I’m skeptical. It seems to me that by changing emotions, by changing the brain, we change the way we conceive of the world. We don’t come up with new answers to our questions, but fundamentally change the questions. And I think it’s at this point that Watts’ chemical explanation for the phenomena of human emotions runs into dramatic difficulties. I think a lot of drama comes when a character must decide between two different and opposed wants — a character in conflict with themself. If you rewire the brain to eliminate a want, or eliminate the conflict, then the internal drama is nullified and there remains only the details of how the character goes about fulfilling their desire. Conflict becomes limited to what is external to the character.
I think this all ties back to my point about denial because the denial of reality is, to me, often a function of internal conflict. It’s a way by which people convince themselves that two conflicting wants are not in conflict. If a philosophy of character does not allow for that kind of self-delusion, then in the long run at least some characters in a story are likely to feel flat. And what I have learned, thinking about these books, is that some of the interest character has for me lies in the ways in which characters’ wants mangle objective reality to make them fit into their understanding of the world — the understanding, that is, that they have to have in order to be who they are and do what they do.

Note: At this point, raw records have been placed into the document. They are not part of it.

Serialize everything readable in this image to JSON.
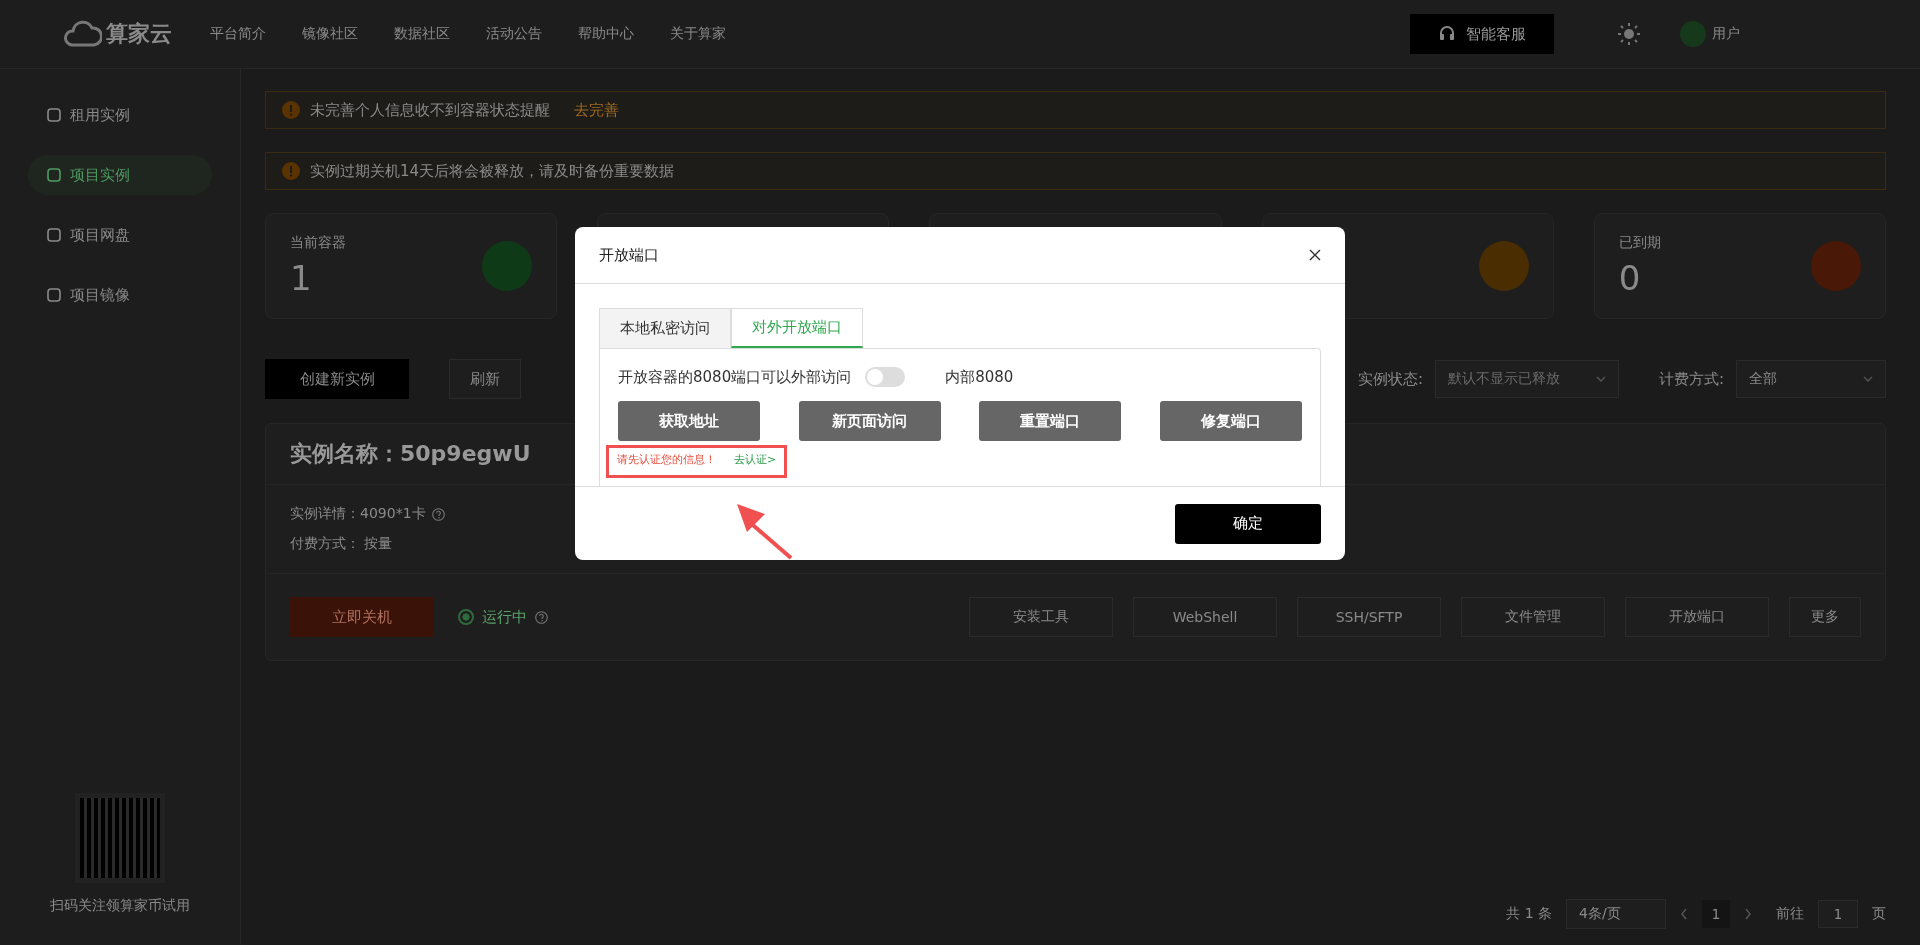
{
  "header": {
    "logo": "算家云",
    "nav": [
      "平台简介",
      "镜像社区",
      "数据社区",
      "活动公告",
      "帮助中心",
      "关于算家"
    ],
    "service_button": "智能客服",
    "user": "用户"
  },
  "sidebar": {
    "items": [
      {
        "label": "租用实例",
        "selected": false
      },
      {
        "label": "项目实例",
        "selected": true
      },
      {
        "label": "项目网盘",
        "selected": false
      },
      {
        "label": "项目镜像",
        "selected": false
      }
    ],
    "qr_caption": "扫码关注领算家币试用"
  },
  "notices": [
    {
      "text": "未完善个人信息收不到容器状态提醒",
      "link": "去完善"
    },
    {
      "text": "实例过期关机14天后将会被释放，请及时备份重要数据"
    }
  ],
  "stats": [
    {
      "kind": "stat",
      "label": "当前容器",
      "value": "1",
      "color": "#0f3a17"
    },
    {
      "kind": "covered"
    },
    {
      "kind": "covered"
    },
    {
      "kind": "stat",
      "color": "#4a2d00"
    },
    {
      "kind": "stat",
      "label": "已到期",
      "value": "0",
      "color": "#4a1806"
    }
  ],
  "toolbar": {
    "create": "创建新实例",
    "refresh": "刷新",
    "status_label": "实例状态:",
    "status_placeholder": "默认不显示已释放",
    "billing_label": "计费方式:",
    "billing_value": "全部"
  },
  "instance": {
    "name": "实例名称：50p9egwU",
    "details": "实例详情：4090*1卡",
    "billing": "付费方式： 按量",
    "shutdown": "立即关机",
    "status": "运行中",
    "running": true,
    "actions": [
      "安装工具",
      "WebShell",
      "SSH/SFTP",
      "文件管理",
      "开放端口",
      "更多"
    ]
  },
  "pagination": {
    "total": "共 1 条",
    "page_size": "4条/页",
    "page": "1",
    "goto": "前往",
    "goto_value": "1",
    "page_suffix": "页"
  },
  "dialog": {
    "title": "开放端口",
    "tabs": [
      {
        "label": "本地私密访问",
        "selected": false
      },
      {
        "label": "对外开放端口",
        "selected": true
      }
    ],
    "description": "开放容器的8080端口可以外部访问",
    "toggle_on": false,
    "internal": "内部8080",
    "buttons": [
      "获取地址",
      "新页面访问",
      "重置端口",
      "修复端口"
    ],
    "warning": "请先认证您的信息！",
    "warning_link": "去认证>",
    "confirm": "确定"
  }
}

So in the end, the Rifters trilogy is well-written, with great ideas and solid action. And yet, for me, there is an issue with the character depth. What seems profound ultimately comes to lack a dimension. Still … I wonder if the issue I have with the book isn’t also an issue with a key assumption of much science fiction: that idea that the world is comprehensible through human cognition, in a way that the actual world around us is not — or, at least, is not yet. Watts’ world is complex enough that for a long while you don’t notice how alien this knowable world is. It emerges, slowly, over the course of three books. They’re excellent, and worth thinking about, and good science fiction. But some may find the characters and their world to be overly optimistic.

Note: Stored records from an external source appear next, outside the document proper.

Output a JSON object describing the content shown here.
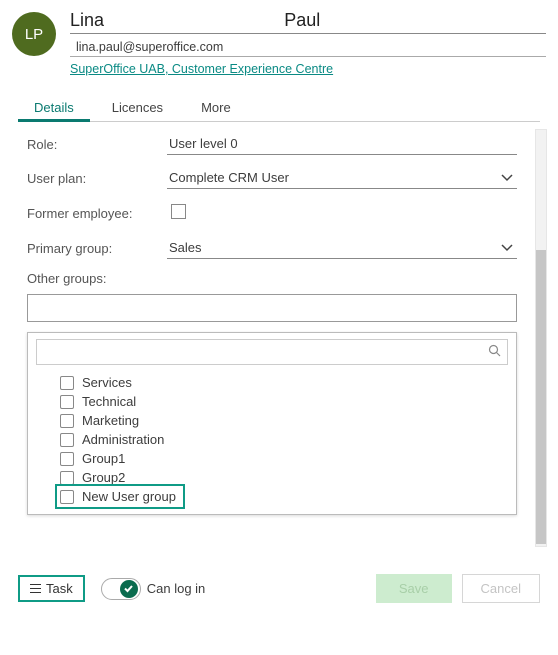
{
  "avatar_initials": "LP",
  "first_name": "Lina",
  "last_name": "Paul",
  "email": "lina.paul@superoffice.com",
  "company": "SuperOffice UAB, Customer Experience Centre",
  "tabs": {
    "details": "Details",
    "licences": "Licences",
    "more": "More"
  },
  "form": {
    "role_label": "Role:",
    "role_value": "User level 0",
    "plan_label": "User plan:",
    "plan_value": "Complete CRM User",
    "former_label": "Former employee:",
    "primary_label": "Primary group:",
    "primary_value": "Sales",
    "other_label": "Other groups:"
  },
  "groups": [
    "Services",
    "Technical",
    "Marketing",
    "Administration",
    "Group1",
    "Group2",
    "New User group"
  ],
  "highlight_index": 6,
  "footer": {
    "task": "Task",
    "can_login": "Can log in",
    "save": "Save",
    "cancel": "Cancel"
  }
}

Matthew David Surridge is the author of “The Word of Azrael,” from Black Gate 14. His ongoing web serial is The Fell Gard Codices. You can find him on Facebook, or follow his Twitter account, Fell_Gard.